Start of Source material

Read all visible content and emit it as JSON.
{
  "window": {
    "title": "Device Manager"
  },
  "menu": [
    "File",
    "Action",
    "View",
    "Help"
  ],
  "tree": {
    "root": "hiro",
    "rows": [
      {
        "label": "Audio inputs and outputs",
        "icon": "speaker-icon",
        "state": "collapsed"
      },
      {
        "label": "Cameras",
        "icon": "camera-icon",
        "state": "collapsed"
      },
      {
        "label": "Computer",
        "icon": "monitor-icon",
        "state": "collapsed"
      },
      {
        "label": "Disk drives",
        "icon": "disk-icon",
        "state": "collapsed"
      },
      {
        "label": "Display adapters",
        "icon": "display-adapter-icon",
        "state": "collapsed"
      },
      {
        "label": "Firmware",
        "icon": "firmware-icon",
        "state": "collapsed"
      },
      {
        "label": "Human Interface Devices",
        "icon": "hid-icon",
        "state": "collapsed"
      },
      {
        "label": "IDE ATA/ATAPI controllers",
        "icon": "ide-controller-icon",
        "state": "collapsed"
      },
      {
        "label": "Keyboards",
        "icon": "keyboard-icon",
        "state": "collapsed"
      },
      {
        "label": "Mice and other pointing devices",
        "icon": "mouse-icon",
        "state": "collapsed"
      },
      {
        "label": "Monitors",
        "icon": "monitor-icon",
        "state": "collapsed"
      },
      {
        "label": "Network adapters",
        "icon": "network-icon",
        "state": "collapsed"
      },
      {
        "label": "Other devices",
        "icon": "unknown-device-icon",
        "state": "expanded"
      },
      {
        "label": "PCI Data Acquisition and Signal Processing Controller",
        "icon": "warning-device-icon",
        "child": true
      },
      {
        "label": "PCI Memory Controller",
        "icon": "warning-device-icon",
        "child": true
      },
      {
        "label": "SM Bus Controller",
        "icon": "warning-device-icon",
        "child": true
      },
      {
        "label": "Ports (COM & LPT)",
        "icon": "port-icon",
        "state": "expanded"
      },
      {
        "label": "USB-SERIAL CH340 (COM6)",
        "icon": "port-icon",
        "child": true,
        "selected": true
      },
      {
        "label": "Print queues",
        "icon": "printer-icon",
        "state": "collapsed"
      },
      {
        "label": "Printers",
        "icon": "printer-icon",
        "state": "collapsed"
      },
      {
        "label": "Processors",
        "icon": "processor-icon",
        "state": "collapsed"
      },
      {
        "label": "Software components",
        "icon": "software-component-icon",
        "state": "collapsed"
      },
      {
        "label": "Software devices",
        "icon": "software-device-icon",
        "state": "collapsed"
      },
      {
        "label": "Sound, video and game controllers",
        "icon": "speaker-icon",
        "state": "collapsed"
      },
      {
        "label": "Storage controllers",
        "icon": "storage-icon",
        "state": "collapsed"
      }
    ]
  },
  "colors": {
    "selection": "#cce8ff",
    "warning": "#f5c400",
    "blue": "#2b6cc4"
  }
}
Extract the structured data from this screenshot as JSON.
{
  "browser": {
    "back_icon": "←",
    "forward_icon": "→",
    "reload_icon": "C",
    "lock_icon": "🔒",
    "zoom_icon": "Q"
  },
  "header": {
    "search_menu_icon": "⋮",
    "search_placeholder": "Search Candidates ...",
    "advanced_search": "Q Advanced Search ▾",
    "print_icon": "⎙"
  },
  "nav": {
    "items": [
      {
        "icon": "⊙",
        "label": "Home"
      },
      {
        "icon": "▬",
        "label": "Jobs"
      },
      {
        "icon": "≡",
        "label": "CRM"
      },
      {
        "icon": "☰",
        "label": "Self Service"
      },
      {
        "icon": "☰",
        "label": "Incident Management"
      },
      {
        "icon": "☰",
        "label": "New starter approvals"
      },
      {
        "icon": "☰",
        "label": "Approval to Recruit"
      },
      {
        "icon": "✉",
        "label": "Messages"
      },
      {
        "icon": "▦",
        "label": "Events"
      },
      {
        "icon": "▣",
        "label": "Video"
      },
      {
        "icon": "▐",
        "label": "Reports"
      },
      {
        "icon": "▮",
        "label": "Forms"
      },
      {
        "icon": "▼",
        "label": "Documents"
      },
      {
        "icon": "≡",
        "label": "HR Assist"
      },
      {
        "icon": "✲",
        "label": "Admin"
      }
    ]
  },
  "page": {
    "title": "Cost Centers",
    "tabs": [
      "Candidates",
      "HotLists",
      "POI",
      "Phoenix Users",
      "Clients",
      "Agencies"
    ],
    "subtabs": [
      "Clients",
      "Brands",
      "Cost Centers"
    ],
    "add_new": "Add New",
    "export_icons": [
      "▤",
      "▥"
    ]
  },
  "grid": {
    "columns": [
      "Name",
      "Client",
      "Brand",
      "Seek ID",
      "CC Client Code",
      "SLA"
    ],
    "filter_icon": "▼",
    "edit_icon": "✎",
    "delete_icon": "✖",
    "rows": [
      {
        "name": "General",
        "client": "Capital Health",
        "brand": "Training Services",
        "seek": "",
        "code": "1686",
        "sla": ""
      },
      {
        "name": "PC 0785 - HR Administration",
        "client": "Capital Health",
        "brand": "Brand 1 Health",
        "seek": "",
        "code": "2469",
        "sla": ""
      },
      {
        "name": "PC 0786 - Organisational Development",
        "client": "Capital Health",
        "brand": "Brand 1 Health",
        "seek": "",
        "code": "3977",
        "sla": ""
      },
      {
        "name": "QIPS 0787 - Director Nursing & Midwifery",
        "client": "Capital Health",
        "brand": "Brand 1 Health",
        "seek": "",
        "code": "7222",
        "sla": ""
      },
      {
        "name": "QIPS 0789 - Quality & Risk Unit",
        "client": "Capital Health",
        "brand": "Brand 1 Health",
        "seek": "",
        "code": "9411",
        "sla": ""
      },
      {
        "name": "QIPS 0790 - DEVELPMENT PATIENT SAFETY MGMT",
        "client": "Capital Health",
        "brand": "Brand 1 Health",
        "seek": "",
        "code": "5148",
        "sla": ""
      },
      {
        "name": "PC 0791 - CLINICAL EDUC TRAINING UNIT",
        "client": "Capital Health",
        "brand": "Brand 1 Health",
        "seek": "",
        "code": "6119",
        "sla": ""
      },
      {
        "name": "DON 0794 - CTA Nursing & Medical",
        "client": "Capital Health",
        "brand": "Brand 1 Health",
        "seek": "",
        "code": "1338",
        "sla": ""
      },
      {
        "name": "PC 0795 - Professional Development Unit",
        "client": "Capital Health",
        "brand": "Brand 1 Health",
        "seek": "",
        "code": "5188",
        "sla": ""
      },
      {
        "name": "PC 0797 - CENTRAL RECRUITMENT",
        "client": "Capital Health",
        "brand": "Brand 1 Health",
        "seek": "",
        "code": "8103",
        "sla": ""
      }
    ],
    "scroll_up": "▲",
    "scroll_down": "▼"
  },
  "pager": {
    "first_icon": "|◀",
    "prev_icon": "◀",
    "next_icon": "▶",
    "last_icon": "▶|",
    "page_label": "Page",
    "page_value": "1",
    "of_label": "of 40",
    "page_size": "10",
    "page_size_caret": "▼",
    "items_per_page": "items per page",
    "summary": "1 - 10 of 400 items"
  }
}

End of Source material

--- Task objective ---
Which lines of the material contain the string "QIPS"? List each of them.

--- Final answer ---
        "name": "QIPS 0787 - Director Nursing & Midwifery",
        "name": "QIPS 0789 - Quality & Risk Unit",
        "name": "QIPS 0790 - DEVELPMENT PATIENT SAFETY MGMT",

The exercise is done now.